.The Illustrated Timeline on the American Library of Congress website gives a fascinating overview of how the 18th century English hymn became one of the best known hymns in America. Here you will be able to see and hear how the hymn evolved with information, images and sound recordings from the online catalog of the Chasanoff/Elozua Amazing Grace Collection which includes more than 3,000 published recorded performances of the hymn.
Amazing Grace Hymn
Faith’s review and expectation
Chap. xvii. 16,17.
Amazing grace! (how sweet the sound)
That sav’d a wretch like me!
I once was lost, but now am found,
Was blind, but now I see.
‘Twas grace that taught my heart to fear,
And grace my fears reliev’d;
How precious did that grace appear,
The hour I first believ’d!
Thro’ many dangers, toils and snares,
I have already come;
‘Tis grace has brought me safe thus far,
And grace will lead me home.
The Lord has promis’d good to me,
His word my hope secures;
He will my shield and portion be,
As long as life endures.
Yes, when this flesh and heart shall fail
And mortal life shall cease;
I shall possess, within the vail,
A life of joy and peace.
The earth shall soon dissolve like snow,
The sun forbear to shine;
But God, who call’d me here below,
Will be for ever mine.
Original words from the 1st edition of the Olney Hymns, 1779, Book 1, Hymn 41
John Newton and Amazing Grace Today
We in Olney, through the Olney Newton Link, continue to support villagers in Sierra Leone whose ancestors suffered so. We also recognise that the slave trade continues today, albeit in most cases under cover of criminal activities.
Using Amazing Grace as a theme and having no control over content, we offer links below to other websites you may find interesting and inspiring.
|The John Newton Project||Oh, it was mercy indeed to save a wretch like me!|
John Newton wrote these words in his journal on 21 March 1796 (at the age of 70), 48 years after his conversion.
|Amazing Grace being used for a special family. We feel sure John Newton would have approved,||This shows how a very special village comes together to help one of their own in what must be a unique project with over half the local population singing 'Amazing Grace' to raise money for Berni Cliffe's cancer treatment. - (quotation from http://www.audlem.org/newsroom/breaking-news-amazing-grace-film.html)|
|The Olney Newton Link||The Olney Newton Link's aim is to advance education and relieve poverty in Newton, Sierra Leone by the provision of charitable assistance.|
|Amazing Grace and its connection with Lough Swilly||Ireland's beautiful Lough Swilly was the setting for a dramatic story which changed the life of a foul mouthed slave trader. John Newton went on to pen one of the most famous and well-loved songs of all time - "Amazing Grace" and to mentor William Wilberforce in his long battle to abolish the Trans-Atlantic Slave Trade.|

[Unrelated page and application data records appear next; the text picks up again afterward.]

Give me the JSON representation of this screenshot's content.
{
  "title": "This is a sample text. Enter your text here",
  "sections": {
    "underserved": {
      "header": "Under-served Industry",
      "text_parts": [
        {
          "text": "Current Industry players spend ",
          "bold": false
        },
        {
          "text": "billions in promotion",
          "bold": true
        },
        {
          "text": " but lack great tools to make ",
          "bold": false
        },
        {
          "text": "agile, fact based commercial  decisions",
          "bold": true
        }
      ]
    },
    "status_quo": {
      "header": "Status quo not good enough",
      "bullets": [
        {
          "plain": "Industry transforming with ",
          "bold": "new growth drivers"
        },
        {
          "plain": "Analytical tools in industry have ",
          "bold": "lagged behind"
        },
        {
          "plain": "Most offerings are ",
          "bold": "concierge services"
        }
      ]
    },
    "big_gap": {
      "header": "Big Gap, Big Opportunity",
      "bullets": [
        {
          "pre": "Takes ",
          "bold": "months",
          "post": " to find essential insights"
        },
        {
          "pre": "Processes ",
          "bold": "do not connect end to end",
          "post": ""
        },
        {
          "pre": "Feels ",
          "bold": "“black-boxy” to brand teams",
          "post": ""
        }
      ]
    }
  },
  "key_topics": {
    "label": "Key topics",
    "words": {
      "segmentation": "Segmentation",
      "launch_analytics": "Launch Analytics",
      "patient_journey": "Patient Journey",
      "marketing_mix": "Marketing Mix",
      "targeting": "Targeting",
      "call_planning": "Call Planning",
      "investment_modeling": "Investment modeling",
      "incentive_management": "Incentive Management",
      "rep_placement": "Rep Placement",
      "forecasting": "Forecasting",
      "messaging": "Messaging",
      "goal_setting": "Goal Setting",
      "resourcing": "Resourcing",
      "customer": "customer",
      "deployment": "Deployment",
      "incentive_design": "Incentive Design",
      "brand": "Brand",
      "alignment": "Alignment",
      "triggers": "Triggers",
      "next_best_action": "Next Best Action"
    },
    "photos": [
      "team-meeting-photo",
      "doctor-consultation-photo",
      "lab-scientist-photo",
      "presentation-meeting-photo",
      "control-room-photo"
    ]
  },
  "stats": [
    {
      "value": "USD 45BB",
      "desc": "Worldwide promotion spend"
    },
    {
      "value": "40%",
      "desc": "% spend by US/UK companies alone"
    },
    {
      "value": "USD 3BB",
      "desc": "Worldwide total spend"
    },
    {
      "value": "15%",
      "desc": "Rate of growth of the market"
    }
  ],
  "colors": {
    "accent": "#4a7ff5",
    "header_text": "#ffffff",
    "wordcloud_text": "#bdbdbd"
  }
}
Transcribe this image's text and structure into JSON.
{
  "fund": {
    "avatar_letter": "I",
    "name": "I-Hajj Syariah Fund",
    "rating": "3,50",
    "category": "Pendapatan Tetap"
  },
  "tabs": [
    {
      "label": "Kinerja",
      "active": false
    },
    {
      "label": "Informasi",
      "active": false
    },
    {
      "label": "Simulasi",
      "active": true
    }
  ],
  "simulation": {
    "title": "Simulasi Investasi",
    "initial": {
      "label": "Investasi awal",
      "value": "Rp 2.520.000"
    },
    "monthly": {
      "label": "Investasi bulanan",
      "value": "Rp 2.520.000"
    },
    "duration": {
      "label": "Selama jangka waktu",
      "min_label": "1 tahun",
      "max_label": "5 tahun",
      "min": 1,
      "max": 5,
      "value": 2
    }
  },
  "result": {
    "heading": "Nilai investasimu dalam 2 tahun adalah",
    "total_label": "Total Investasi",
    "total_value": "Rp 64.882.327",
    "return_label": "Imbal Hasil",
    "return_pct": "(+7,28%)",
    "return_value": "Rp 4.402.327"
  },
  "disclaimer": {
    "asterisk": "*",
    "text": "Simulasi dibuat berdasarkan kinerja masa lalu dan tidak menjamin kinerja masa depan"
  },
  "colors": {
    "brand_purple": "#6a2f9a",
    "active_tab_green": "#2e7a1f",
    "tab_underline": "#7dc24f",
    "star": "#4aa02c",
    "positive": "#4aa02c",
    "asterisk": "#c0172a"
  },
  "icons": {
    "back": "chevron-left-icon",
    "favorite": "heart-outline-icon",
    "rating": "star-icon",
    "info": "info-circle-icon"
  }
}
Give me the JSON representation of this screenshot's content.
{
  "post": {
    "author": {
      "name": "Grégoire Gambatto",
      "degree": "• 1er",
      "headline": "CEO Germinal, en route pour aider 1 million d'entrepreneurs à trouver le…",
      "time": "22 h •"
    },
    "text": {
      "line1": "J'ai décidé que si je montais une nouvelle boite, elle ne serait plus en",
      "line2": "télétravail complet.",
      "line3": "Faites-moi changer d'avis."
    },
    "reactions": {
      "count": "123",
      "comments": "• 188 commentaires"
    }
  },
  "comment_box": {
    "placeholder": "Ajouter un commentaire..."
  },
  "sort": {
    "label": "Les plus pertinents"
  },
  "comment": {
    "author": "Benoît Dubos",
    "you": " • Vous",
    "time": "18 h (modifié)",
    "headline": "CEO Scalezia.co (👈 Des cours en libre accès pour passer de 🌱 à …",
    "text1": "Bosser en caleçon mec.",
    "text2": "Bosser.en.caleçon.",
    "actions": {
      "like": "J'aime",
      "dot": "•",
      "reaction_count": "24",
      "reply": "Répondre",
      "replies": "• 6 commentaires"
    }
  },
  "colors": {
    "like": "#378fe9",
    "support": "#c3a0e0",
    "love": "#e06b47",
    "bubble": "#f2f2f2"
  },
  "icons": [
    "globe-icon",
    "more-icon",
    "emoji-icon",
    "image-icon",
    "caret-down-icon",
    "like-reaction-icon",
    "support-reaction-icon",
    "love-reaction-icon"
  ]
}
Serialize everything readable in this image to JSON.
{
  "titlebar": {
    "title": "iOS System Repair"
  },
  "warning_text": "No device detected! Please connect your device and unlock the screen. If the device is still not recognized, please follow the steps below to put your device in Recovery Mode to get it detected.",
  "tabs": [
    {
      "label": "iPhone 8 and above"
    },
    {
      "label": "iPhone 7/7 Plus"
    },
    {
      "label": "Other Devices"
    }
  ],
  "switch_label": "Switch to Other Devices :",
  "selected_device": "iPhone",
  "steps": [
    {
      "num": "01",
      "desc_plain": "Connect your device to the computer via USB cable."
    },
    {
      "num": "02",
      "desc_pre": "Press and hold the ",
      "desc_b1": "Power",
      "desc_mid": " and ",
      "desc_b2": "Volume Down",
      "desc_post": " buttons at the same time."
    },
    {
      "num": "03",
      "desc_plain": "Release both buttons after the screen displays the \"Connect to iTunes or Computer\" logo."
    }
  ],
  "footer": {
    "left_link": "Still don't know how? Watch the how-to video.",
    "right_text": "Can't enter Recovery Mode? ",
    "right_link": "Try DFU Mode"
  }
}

|Amazing Grace Experience|
|Discover more about the John Newton's story the song "Amazing Grace" and the beautiful island of St Kitts. Be inspired to continue Newton's fight by discovering more about slavery in today's world.|
|Pete Seger and 'Amazing Grace' - by John Yatchisin||I corresponded with Pete on a number of occasions, but I want to share a letter that I wrote to Pete about Olney and John Newton, and his response. ..... it will be on display at the Cowper and Newton Museum in Olney, Buckinghamshire, England, as part of their selection of items relating to John Newton and the song “Amazing Grace”:|
|ws/video/2015/jun/26/obama-sings-amazing-grace-clementa-pinckney-eulogy-video" target="_blank">Obama sings Amazing Grace||Obama sings Amazing Grace during eulogy for Charleston pastor|
|British Abolitionists||wesite of Brycchan Carey , academic and author specialising in the history and culture of slavery and abolition in the British Empire.|
|The Abolition Project website||The Transatlantic Slave Trade and Thomas Clarkson and his fellow abolitionists who fought for emancipation of enslaved Africans in the British colonies.|
Commemorative bench in the museum garden to remember Pete and Toshi Seeger
Pete encouraged 18,000 people to sing ‘Amazing Grace’ at his 90th birthday party in Madison Square Garden, New York. He loved this hymn.